── SUPPLIED INFORMATION

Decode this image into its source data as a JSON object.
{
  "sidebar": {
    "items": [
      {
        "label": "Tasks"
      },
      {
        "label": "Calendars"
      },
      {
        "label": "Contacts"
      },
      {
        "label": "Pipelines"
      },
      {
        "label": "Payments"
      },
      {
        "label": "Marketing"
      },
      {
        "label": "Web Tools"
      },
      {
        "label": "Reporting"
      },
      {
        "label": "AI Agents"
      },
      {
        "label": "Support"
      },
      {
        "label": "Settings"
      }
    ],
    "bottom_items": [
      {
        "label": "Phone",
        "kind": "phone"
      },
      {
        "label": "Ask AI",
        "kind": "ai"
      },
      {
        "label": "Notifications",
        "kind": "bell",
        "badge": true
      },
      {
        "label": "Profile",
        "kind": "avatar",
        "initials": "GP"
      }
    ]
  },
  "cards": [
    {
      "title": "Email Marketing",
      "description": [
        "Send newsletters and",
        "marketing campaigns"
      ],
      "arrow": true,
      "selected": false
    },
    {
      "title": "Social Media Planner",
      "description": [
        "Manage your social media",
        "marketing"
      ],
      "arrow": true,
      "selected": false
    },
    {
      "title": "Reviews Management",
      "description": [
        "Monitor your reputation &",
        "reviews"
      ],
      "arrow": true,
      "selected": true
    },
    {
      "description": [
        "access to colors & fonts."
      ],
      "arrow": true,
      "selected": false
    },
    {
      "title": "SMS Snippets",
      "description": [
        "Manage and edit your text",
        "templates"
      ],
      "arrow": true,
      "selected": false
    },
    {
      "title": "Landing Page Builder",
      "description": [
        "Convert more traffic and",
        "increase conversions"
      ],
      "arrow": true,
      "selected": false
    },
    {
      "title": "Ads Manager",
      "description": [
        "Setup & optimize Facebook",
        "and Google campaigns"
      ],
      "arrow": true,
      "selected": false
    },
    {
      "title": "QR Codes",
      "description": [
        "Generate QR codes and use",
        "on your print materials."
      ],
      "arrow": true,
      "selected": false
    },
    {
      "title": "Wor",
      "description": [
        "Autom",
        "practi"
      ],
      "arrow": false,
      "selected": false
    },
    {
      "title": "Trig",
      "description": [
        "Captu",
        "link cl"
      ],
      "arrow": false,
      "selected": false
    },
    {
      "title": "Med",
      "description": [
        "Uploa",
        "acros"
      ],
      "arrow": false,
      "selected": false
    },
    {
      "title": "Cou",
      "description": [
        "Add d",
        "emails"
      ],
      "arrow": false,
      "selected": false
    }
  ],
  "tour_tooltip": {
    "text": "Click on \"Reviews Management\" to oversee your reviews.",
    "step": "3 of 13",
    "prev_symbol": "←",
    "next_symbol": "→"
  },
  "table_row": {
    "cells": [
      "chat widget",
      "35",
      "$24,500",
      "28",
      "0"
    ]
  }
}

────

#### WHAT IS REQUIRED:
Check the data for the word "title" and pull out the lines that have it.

#### REPLY TO THE EXERCISE:
      "title": "Email Marketing",
      "title": "Social Media Planner",
      "title": "Reviews Management",
      "title": "SMS Snippets",
      "title": "Landing Page Builder",
      "title": "Ads Manager",
      "title": "QR Codes",
      "title": "Wor",
      "title": "Trig",
      "title": "Med",
      "title": "Cou",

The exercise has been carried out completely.